back to overview
BASF experts publish research paper on Life cycle impact assessment of microplastics as one component of marine plastic debris
BASF experts from Corporate Sustainability and Industry Affairs together with external researchers have now developed a scientific model that shows how to integrate the impact of microplastics on the marine environment into impact assessments within life cycle assessments of plastics products.

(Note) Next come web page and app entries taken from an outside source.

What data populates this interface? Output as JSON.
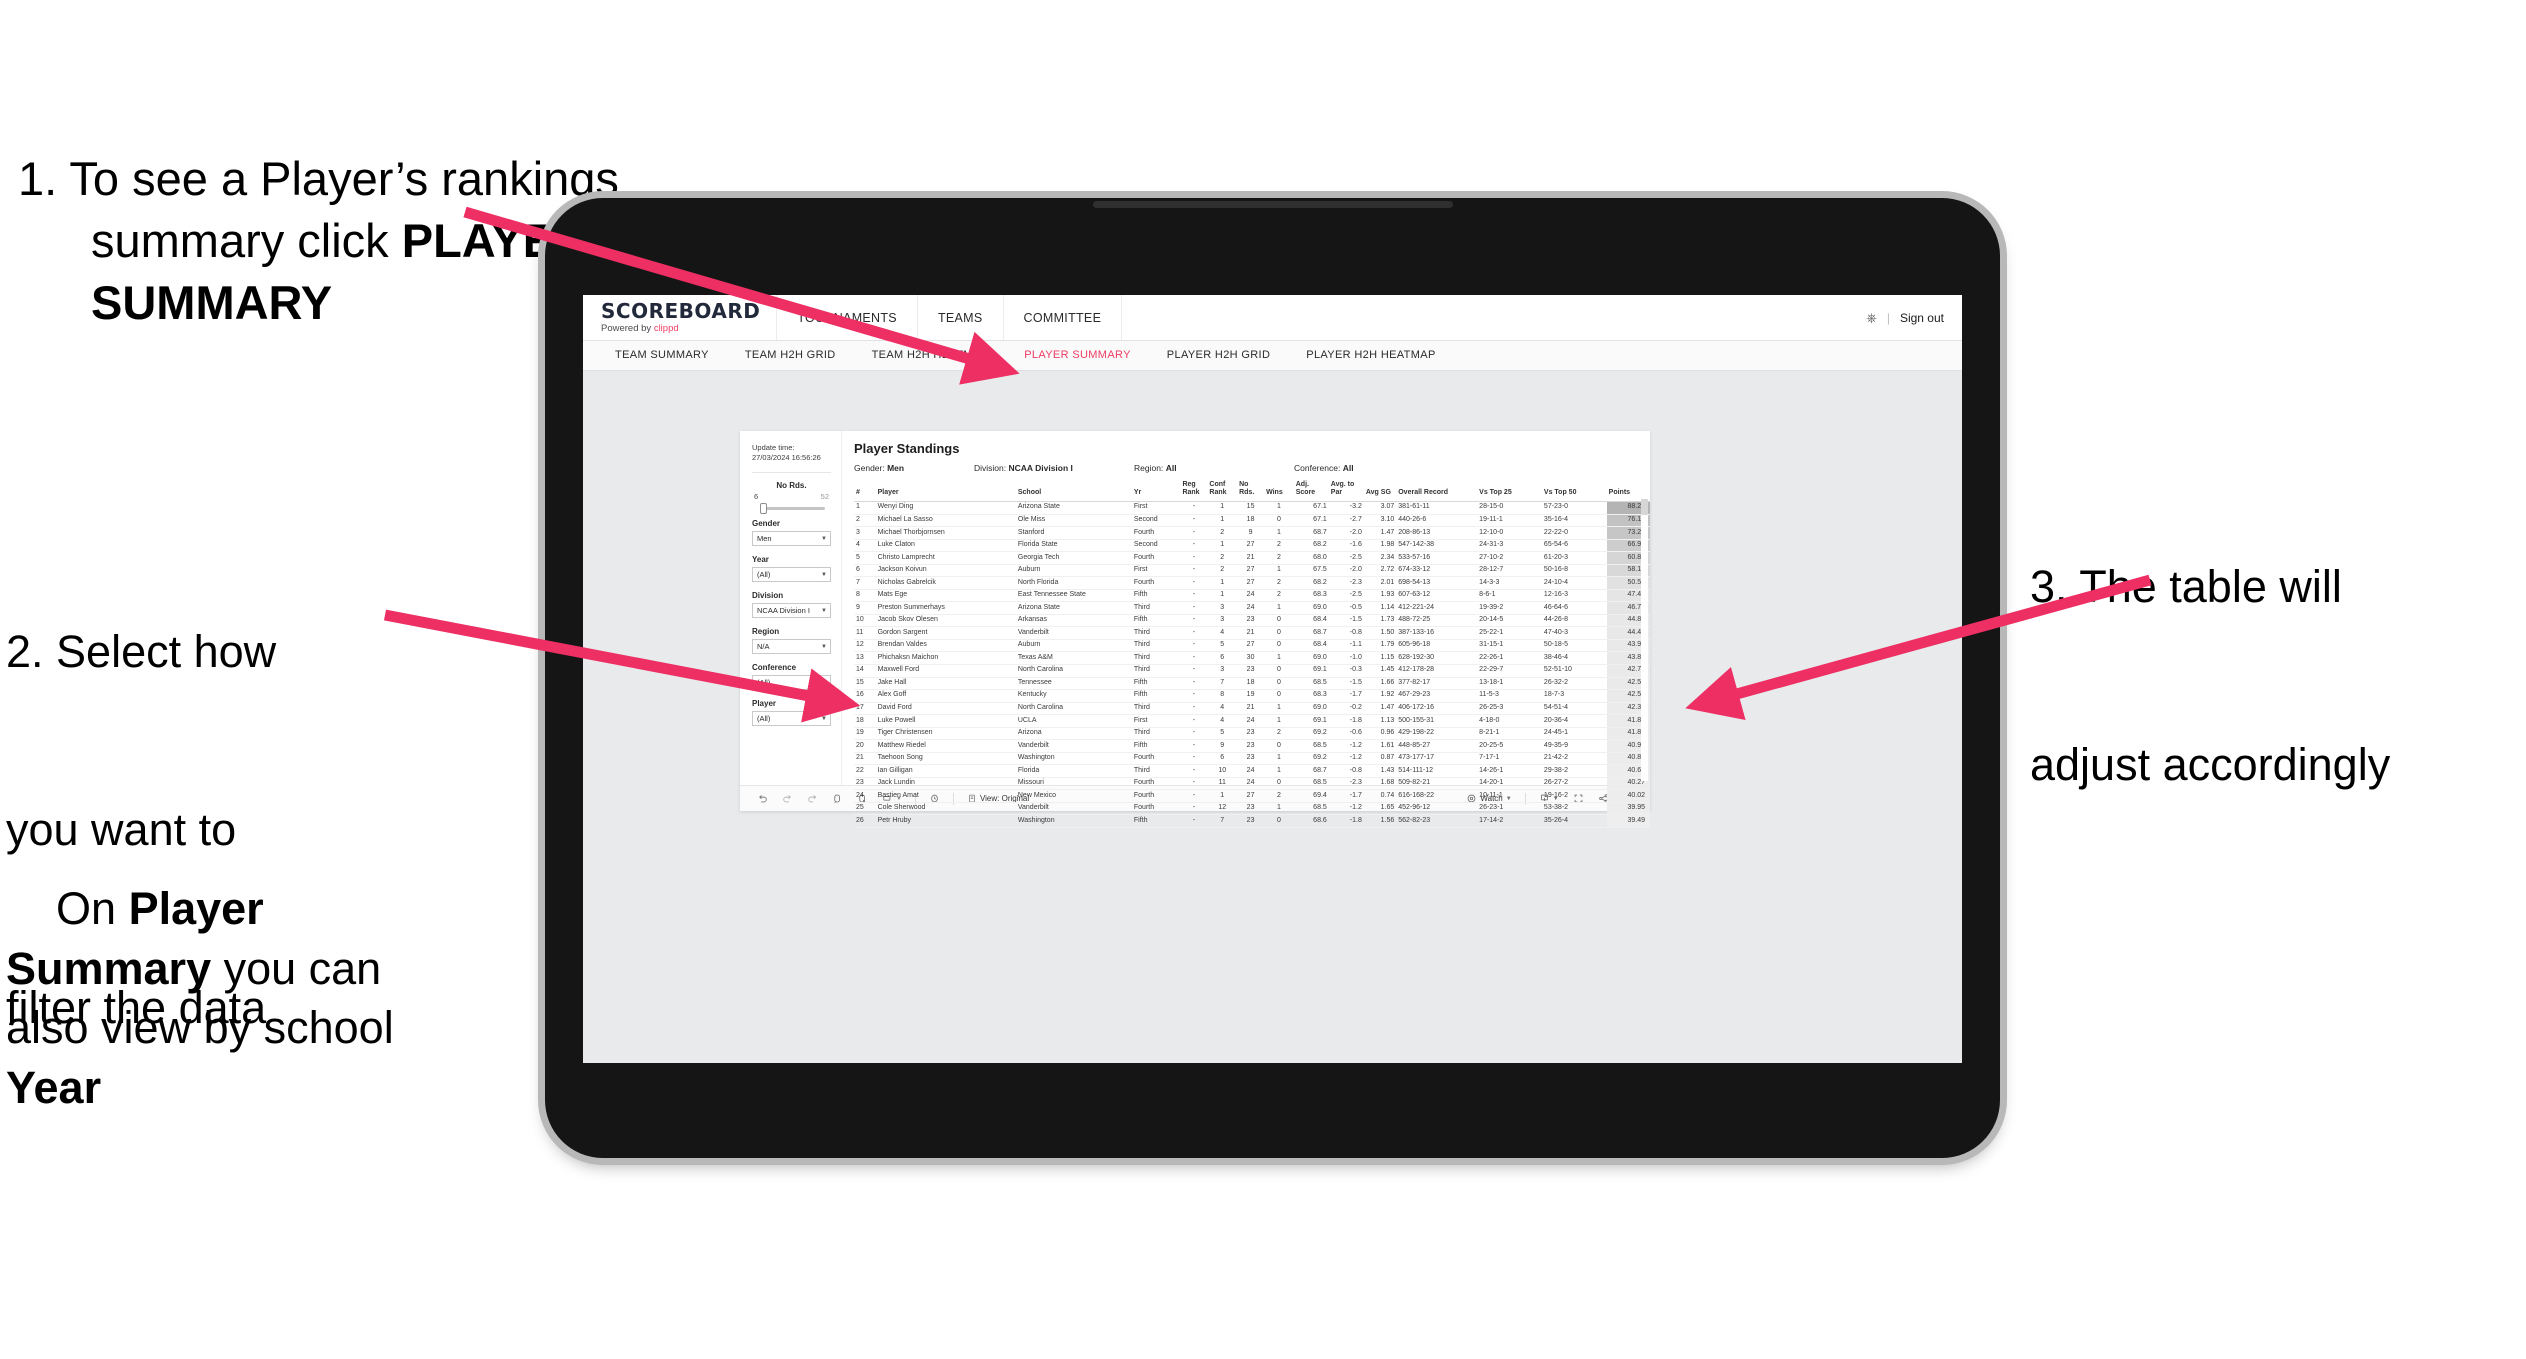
{
  "annotations": {
    "step1_prefix": "1.",
    "step1_part1": " To see a Player’s rankings summary click ",
    "step1_bold": "PLAYER SUMMARY",
    "step2_line1": "2. Select how",
    "step2_line2": "you want to",
    "step2_line3": "filter the data",
    "step2b_pre": "On ",
    "step2b_bold1": "Player Summary",
    "step2b_mid": " you can also view by school ",
    "step2b_bold2": "Year",
    "step3_line1": "3. The table will",
    "step3_line2": "adjust accordingly"
  },
  "app": {
    "brand_name": "SCOREBOARD",
    "brand_sub_prefix": "Powered by ",
    "brand_sub_accent": "clippd",
    "accent_color": "#ee3b63",
    "top_nav": [
      "TOURNAMENTS",
      "TEAMS",
      "COMMITTEE"
    ],
    "account_icon": "person-icon",
    "divider": "|",
    "sign_out": "Sign out"
  },
  "tabs": [
    {
      "label": "TEAM SUMMARY",
      "active": false
    },
    {
      "label": "TEAM H2H GRID",
      "active": false
    },
    {
      "label": "TEAM H2H HEATMAP",
      "active": false
    },
    {
      "label": "PLAYER SUMMARY",
      "active": true
    },
    {
      "label": "PLAYER H2H GRID",
      "active": false
    },
    {
      "label": "PLAYER H2H HEATMAP",
      "active": false
    }
  ],
  "filters": {
    "update_label": "Update time:",
    "update_value": "27/03/2024 16:56:26",
    "slider": {
      "title": "No Rds.",
      "min": "6",
      "max": "52"
    },
    "selects": [
      {
        "label": "Gender",
        "value": "Men"
      },
      {
        "label": "Year",
        "value": "(All)"
      },
      {
        "label": "Division",
        "value": "NCAA Division I"
      },
      {
        "label": "Region",
        "value": "N/A"
      },
      {
        "label": "Conference",
        "value": "(All)"
      },
      {
        "label": "Player",
        "value": "(All)"
      }
    ]
  },
  "viz": {
    "title": "Player Standings",
    "subtitle": [
      {
        "label": "Gender:",
        "value": "Men"
      },
      {
        "label": "Division:",
        "value": "NCAA Division I"
      },
      {
        "label": "Region:",
        "value": "All"
      },
      {
        "label": "Conference:",
        "value": "All"
      }
    ],
    "columns": [
      "#",
      "Player",
      "School",
      "Yr",
      "Reg Rank",
      "Conf Rank",
      "No Rds.",
      "Wins",
      "Adj. Score",
      "Avg. to Par",
      "Avg SG",
      "Overall Record",
      "Vs Top 25",
      "Vs Top 50",
      "Points"
    ],
    "rows": [
      [
        "1",
        "Wenyi Ding",
        "Arizona State",
        "First",
        "-",
        "1",
        "15",
        "1",
        "67.1",
        "-3.2",
        "3.07",
        "381-61-11",
        "28-15-0",
        "57-23-0",
        "88.22"
      ],
      [
        "2",
        "Michael La Sasso",
        "Ole Miss",
        "Second",
        "-",
        "1",
        "18",
        "0",
        "67.1",
        "-2.7",
        "3.10",
        "440-26-6",
        "19-11-1",
        "35-16-4",
        "76.12"
      ],
      [
        "3",
        "Michael Thorbjornsen",
        "Stanford",
        "Fourth",
        "-",
        "2",
        "9",
        "1",
        "68.7",
        "-2.0",
        "1.47",
        "208-86-13",
        "12-10-0",
        "22-22-0",
        "73.22"
      ],
      [
        "4",
        "Luke Claton",
        "Florida State",
        "Second",
        "-",
        "1",
        "27",
        "2",
        "68.2",
        "-1.6",
        "1.98",
        "547-142-38",
        "24-31-3",
        "65-54-6",
        "66.94"
      ],
      [
        "5",
        "Christo Lamprecht",
        "Georgia Tech",
        "Fourth",
        "-",
        "2",
        "21",
        "2",
        "68.0",
        "-2.5",
        "2.34",
        "533-57-16",
        "27-10-2",
        "61-20-3",
        "60.89"
      ],
      [
        "6",
        "Jackson Koivun",
        "Auburn",
        "First",
        "-",
        "2",
        "27",
        "1",
        "67.5",
        "-2.0",
        "2.72",
        "674-33-12",
        "28-12-7",
        "50-16-8",
        "58.18"
      ],
      [
        "7",
        "Nicholas Gabrelcik",
        "North Florida",
        "Fourth",
        "-",
        "1",
        "27",
        "2",
        "68.2",
        "-2.3",
        "2.01",
        "698-54-13",
        "14-3-3",
        "24-10-4",
        "50.56"
      ],
      [
        "8",
        "Mats Ege",
        "East Tennessee State",
        "Fifth",
        "-",
        "1",
        "24",
        "2",
        "68.3",
        "-2.5",
        "1.93",
        "607-63-12",
        "8-6-1",
        "12-16-3",
        "47.42"
      ],
      [
        "9",
        "Preston Summerhays",
        "Arizona State",
        "Third",
        "-",
        "3",
        "24",
        "1",
        "69.0",
        "-0.5",
        "1.14",
        "412-221-24",
        "19-39-2",
        "46-64-6",
        "46.77"
      ],
      [
        "10",
        "Jacob Skov Olesen",
        "Arkansas",
        "Fifth",
        "-",
        "3",
        "23",
        "0",
        "68.4",
        "-1.5",
        "1.73",
        "488-72-25",
        "20-14-5",
        "44-26-8",
        "44.82"
      ],
      [
        "11",
        "Gordon Sargent",
        "Vanderbilt",
        "Third",
        "-",
        "4",
        "21",
        "0",
        "68.7",
        "-0.8",
        "1.50",
        "387-133-16",
        "25-22-1",
        "47-40-3",
        "44.49"
      ],
      [
        "12",
        "Brendan Valdes",
        "Auburn",
        "Third",
        "-",
        "5",
        "27",
        "0",
        "68.4",
        "-1.1",
        "1.79",
        "605-96-18",
        "31-15-1",
        "50-18-5",
        "43.95"
      ],
      [
        "13",
        "Phichaksn Maichon",
        "Texas A&M",
        "Third",
        "-",
        "6",
        "30",
        "1",
        "69.0",
        "-1.0",
        "1.15",
        "628-192-30",
        "22-26-1",
        "38-46-4",
        "43.83"
      ],
      [
        "14",
        "Maxwell Ford",
        "North Carolina",
        "Third",
        "-",
        "3",
        "23",
        "0",
        "69.1",
        "-0.3",
        "1.45",
        "412-178-28",
        "22-29-7",
        "52-51-10",
        "42.75"
      ],
      [
        "15",
        "Jake Hall",
        "Tennessee",
        "Fifth",
        "-",
        "7",
        "18",
        "0",
        "68.5",
        "-1.5",
        "1.66",
        "377-82-17",
        "13-18-1",
        "26-32-2",
        "42.55"
      ],
      [
        "16",
        "Alex Goff",
        "Kentucky",
        "Fifth",
        "-",
        "8",
        "19",
        "0",
        "68.3",
        "-1.7",
        "1.92",
        "467-29-23",
        "11-5-3",
        "18-7-3",
        "42.54"
      ],
      [
        "17",
        "David Ford",
        "North Carolina",
        "Third",
        "-",
        "4",
        "21",
        "1",
        "69.0",
        "-0.2",
        "1.47",
        "406-172-16",
        "26-25-3",
        "54-51-4",
        "42.35"
      ],
      [
        "18",
        "Luke Powell",
        "UCLA",
        "First",
        "-",
        "4",
        "24",
        "1",
        "69.1",
        "-1.8",
        "1.13",
        "500-155-31",
        "4-18-0",
        "20-36-4",
        "41.87"
      ],
      [
        "19",
        "Tiger Christensen",
        "Arizona",
        "Third",
        "-",
        "5",
        "23",
        "2",
        "69.2",
        "-0.6",
        "0.96",
        "429-198-22",
        "8-21-1",
        "24-45-1",
        "41.81"
      ],
      [
        "20",
        "Matthew Riedel",
        "Vanderbilt",
        "Fifth",
        "-",
        "9",
        "23",
        "0",
        "68.5",
        "-1.2",
        "1.61",
        "448-85-27",
        "20-25-5",
        "49-35-9",
        "40.98"
      ],
      [
        "21",
        "Taehoon Song",
        "Washington",
        "Fourth",
        "-",
        "6",
        "23",
        "1",
        "69.2",
        "-1.2",
        "0.87",
        "473-177-17",
        "7-17-1",
        "21-42-2",
        "40.88"
      ],
      [
        "22",
        "Ian Gilligan",
        "Florida",
        "Third",
        "-",
        "10",
        "24",
        "1",
        "68.7",
        "-0.8",
        "1.43",
        "514-111-12",
        "14-26-1",
        "29-38-2",
        "40.68"
      ],
      [
        "23",
        "Jack Lundin",
        "Missouri",
        "Fourth",
        "-",
        "11",
        "24",
        "0",
        "68.5",
        "-2.3",
        "1.68",
        "509-82-21",
        "14-20-1",
        "26-27-2",
        "40.27"
      ],
      [
        "24",
        "Bastien Amat",
        "New Mexico",
        "Fourth",
        "-",
        "1",
        "27",
        "2",
        "69.4",
        "-1.7",
        "0.74",
        "616-168-22",
        "10-11-1",
        "19-16-2",
        "40.02"
      ],
      [
        "25",
        "Cole Sherwood",
        "Vanderbilt",
        "Fourth",
        "-",
        "12",
        "23",
        "1",
        "68.5",
        "-1.2",
        "1.65",
        "452-96-12",
        "26-23-1",
        "53-38-2",
        "39.95"
      ],
      [
        "26",
        "Petr Hruby",
        "Washington",
        "Fifth",
        "-",
        "7",
        "23",
        "0",
        "68.6",
        "-1.8",
        "1.56",
        "562-82-23",
        "17-14-2",
        "35-26-4",
        "39.49"
      ]
    ]
  },
  "toolbar": {
    "icons": [
      "undo-icon",
      "redo-icon",
      "revert-icon",
      "refresh-icon",
      "pause-icon",
      "device-layout-icon",
      "chevron-down-icon",
      "clock-icon"
    ],
    "view_label": "View: Original",
    "watch_label": "Watch",
    "share_label": "Share",
    "download_icon": "download-icon",
    "fullscreen_icon": "fullscreen-icon",
    "share_icon": "share-icon",
    "eye_icon": "eye-icon"
  }
}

The Medellin declaration on Marine Litter in Life cycle assessment and Management by the Forum for Sustainability through Life Cycle Innovation (FSLCI, June 2017) was one of the starting points of the scientific work. It highlighted that our oceans are a big source of e.g. food and rainwater, that they facilitate the transport of goods and serve for touristic purposes. Oceans support the ecosystem services and contribute to the socio-economic environment. As a consequence, plastics in the oceans negatively affect not only the marine life and ecosystems overall, they also cause negative impacts on human health for example through the consumption of plastic fragments in seafood. Minimizing these impacts is crucial and we need to promote a circular economy approach and aim towards more sustainable consumption patterns and lifestyle choices to decrease the dissipation of plastics.
Life cycle management has the potential to accelerate changes associated with design, manufacture, use and end of life management of plastics. This approach linked with the application of Life cycle assessments will prevent or significantly reduce marine pollution of all kinds of materials and contribute to a positive socio-economic development. However, currently life cycle assessment (LCA), as one of the most widely used environmental sustainability assessment tools, is not yet adequately addressing the impacts generated due to marine debris, plastics and microplastics. As a consequence, there is still an overall need to assess marine ecological impacts in life cycle assessment in a meaningful way.
Prerequisite for an impact assessment is the quantification of impacts. From the physical and chemical impacts discussed in the relevant literature, the researchers identified factors which are both quantifiable and show clear evidence of a significant impact on marine life. The study takes an exo-toxicological approach, focusing on microplastics particles of 100 μm as an average for other sizes observed in the marine environment. The authors quote scientific findings that “…microplastics exposure triggers a wide variety of toxic effects as feeding disruption, disturbances of reproduction, disturbances in energy metabolism, changes in liver physiology, and synergistic or antagonistic action with other hydrophobic organic contaminants.”
The impact of microplastics is measured with the concentration of particles which depends, among others, on their fragmentation, degradation and on the time they persist in the environment and affect marine life. In a calculation experiment based on specific kinetics of polymers, the researchers evaluated different polymer types, forms, and sizes of particles separately or in a mixture to detect how their ingestion impacts on two types of zooplankton differ from one another. They found a cause-effect chain between toxic effects of the microparticles to different species in water which can be used in an LCA assessment. Going further, they developed first models to calculate the number of particles in the environment over time, which means a period of 100 to 500 years. These figures need to be considered in the LCA assessment. The model was then applied to a test case: a hypothetical comparison between the impacts of Low-density polyethylene (LDPE) and Polypropylene (PP) fabric. Based on the model simulations, they developed the hypothesis that products with slower fragmentation and faster degradation of plastic litter can have lower environmental impacts.
“Although there are numerous gaps in the current research on microplastics in the marine environment which we had to fill with assumptions and modelling, I am confident that our model supports meaningful LCA methodology. We can now consider microplastic materials in the decision-making process for more sustainable products, for example packaging,” explains Peter Saling, one of the authors.